OPEC raises long-term oil demand outlook, calls for investment

ABU DHABI — OPEC has raised its medium- to long-term global oil demand forecast in its annual outlook released on Monday, saying $12.1 trillion in investment will be needed to meet this demand despite the energy transition. .

The Organization of the Petroleum Exporting Countries’ 2022 World Oil Outlook view contrasts with that of other forecasters who see oil demand peaking by 2030 due to the rise of renewable energy and electric vehicles.

Growth in oil demand over the next decade will be a boost for OPEC, whose 13 member countries depend on oil revenues.

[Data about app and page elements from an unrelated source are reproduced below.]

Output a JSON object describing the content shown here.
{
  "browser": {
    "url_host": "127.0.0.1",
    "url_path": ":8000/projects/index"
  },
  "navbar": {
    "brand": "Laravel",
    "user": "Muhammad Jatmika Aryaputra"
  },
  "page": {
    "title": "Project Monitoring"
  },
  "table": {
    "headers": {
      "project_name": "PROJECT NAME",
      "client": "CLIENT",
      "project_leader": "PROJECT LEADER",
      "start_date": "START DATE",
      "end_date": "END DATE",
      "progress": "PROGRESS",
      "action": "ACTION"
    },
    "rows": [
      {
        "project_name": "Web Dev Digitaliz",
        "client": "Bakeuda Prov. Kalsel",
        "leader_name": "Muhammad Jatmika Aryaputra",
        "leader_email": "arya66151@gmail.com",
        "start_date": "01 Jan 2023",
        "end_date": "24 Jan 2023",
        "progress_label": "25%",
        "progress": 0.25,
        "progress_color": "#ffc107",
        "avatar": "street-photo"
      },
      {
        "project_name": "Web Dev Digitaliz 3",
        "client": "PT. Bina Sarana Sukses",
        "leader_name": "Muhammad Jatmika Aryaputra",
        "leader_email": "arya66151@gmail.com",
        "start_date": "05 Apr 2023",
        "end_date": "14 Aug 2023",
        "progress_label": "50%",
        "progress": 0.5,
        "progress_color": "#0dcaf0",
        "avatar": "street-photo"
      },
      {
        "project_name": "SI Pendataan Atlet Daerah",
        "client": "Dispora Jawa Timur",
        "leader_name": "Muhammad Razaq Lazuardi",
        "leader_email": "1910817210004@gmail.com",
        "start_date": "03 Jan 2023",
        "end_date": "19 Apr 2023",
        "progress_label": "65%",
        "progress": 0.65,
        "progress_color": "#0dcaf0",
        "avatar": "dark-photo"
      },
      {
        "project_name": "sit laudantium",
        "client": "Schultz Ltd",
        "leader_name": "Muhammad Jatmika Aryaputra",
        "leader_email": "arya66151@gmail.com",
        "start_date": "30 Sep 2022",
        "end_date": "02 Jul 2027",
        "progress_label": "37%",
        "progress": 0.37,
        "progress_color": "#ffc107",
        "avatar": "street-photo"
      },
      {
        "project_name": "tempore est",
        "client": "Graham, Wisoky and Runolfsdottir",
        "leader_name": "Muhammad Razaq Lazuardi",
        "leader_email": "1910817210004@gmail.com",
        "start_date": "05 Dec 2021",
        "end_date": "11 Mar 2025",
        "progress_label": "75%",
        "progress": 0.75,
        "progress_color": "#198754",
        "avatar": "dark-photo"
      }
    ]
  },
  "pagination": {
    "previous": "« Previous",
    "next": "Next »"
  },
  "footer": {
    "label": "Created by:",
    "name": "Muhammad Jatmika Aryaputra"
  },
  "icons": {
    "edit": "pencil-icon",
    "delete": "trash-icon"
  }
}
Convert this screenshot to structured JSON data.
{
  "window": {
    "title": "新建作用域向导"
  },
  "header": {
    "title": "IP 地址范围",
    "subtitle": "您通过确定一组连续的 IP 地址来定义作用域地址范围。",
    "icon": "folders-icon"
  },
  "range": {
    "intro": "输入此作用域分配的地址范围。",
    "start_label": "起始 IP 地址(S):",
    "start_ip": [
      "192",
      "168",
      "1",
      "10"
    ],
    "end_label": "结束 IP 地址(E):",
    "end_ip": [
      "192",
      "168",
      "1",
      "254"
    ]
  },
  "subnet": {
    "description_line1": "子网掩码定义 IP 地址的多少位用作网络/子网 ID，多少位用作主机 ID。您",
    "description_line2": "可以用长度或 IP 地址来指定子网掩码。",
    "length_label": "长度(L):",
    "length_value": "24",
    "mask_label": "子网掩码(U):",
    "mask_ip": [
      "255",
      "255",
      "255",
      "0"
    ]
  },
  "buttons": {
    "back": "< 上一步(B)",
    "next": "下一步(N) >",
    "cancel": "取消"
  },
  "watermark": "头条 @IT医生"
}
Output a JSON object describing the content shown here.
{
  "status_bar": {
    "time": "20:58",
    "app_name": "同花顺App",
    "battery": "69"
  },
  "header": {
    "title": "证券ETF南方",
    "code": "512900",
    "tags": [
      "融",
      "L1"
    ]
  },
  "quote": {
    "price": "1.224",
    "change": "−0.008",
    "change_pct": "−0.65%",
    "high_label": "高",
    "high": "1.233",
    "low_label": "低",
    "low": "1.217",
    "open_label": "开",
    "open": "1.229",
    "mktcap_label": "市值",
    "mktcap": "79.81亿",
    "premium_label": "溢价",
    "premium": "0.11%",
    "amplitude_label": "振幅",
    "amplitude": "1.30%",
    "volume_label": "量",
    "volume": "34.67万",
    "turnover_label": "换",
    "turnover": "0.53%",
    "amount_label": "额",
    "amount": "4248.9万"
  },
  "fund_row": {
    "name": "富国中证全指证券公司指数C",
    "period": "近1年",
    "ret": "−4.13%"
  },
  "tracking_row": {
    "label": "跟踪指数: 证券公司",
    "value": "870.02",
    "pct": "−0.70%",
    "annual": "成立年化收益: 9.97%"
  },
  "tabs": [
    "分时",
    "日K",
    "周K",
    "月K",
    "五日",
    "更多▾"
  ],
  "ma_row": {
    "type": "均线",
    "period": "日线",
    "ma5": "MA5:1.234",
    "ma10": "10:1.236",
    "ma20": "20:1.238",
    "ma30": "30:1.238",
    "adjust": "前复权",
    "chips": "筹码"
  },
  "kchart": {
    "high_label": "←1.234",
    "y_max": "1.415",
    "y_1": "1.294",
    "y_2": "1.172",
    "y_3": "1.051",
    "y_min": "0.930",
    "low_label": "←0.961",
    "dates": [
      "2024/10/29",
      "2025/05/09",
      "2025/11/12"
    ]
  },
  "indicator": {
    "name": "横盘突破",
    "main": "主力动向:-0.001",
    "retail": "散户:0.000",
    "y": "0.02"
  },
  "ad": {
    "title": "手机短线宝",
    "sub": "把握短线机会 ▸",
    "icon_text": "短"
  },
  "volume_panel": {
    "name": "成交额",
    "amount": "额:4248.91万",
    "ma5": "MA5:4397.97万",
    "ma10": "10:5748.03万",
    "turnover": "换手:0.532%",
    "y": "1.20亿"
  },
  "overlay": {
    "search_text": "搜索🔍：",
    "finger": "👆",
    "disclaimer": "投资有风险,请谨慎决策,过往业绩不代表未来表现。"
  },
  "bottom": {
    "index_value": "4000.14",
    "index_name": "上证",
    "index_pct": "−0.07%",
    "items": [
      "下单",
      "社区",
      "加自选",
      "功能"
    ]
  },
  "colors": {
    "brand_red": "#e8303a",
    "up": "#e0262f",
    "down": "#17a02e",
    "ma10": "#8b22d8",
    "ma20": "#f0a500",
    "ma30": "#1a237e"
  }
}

The group has argued that oil should be part of the energy transition and underinvestment is exacerbated as investors focus on economic, social and governance (ESG) issues.

“Total investment in the oil sector will reach $12.1 trillion by 2045,” OPEC Secretary-General Haitham Al-Ghais said in the foreword to the report, saying the figure was up from last year’s estimates. . “However, the chronic underinvestment in the global oil industry in recent years, driven by policies centered around the industry downturn, the COVID-19 pandemic and the end of funding for fossil fuel projects, is a major concern. is the cause.”

OPEC said it would make the shift in 2020 when the pandemic hit demand, eventually slowing down after years of forecasting higher consumption. In the report, OPEC maintains its view that global demand will plateau after 2035.

Other forecasts by companies and banks predict an earlier peak in oil demand. The International Energy Agency said Thursday that for the first time in its modeling history, demand for all fossil fuels will peak, while oil demand will level off over the next decade.

Growing demand for energy security

According to the report, global oil demand will reach 103 million barrels per day in 2023, an increase of 2.7 million bpd from 2022. Gross demand in 2023 will increase by 1.4 million bpd from last year’s forecast.

OPEC also raised its medium-term demand forecast to 2027, saying that figure would increase by almost 2 million bpd by the end of the period from last year. It said the upward revision reflected a stronger recovery to be seen in 2022 and 2023 and a “strong focus on energy security issues” as the replacement of oil by other fuels such as natural gas slows. .

By 2030, OPEC expects global demand to rise to an average of 108.3 million bpd from 2021, raising the 2045 figure to 109.8 million bpd from 2021’s 108.2 million bpd .

OPEC and its ally OPEC+ are again cutting supply to support the market. The report sees his OPEC output in 2027 lower than in 2022 as non-OPEC supply rises, and supply restraint will continue in the medium term.

Still, OPEC remains optimistic about the outlook thereafter, confirming its market share is rising. US tight crude oil supplies are expected to peak after the late 2020s, rather than around 2030 as he did last year. “Oil is expected to remain the number one fuel in the global primary energy mix,” said the report.

Alex Lawler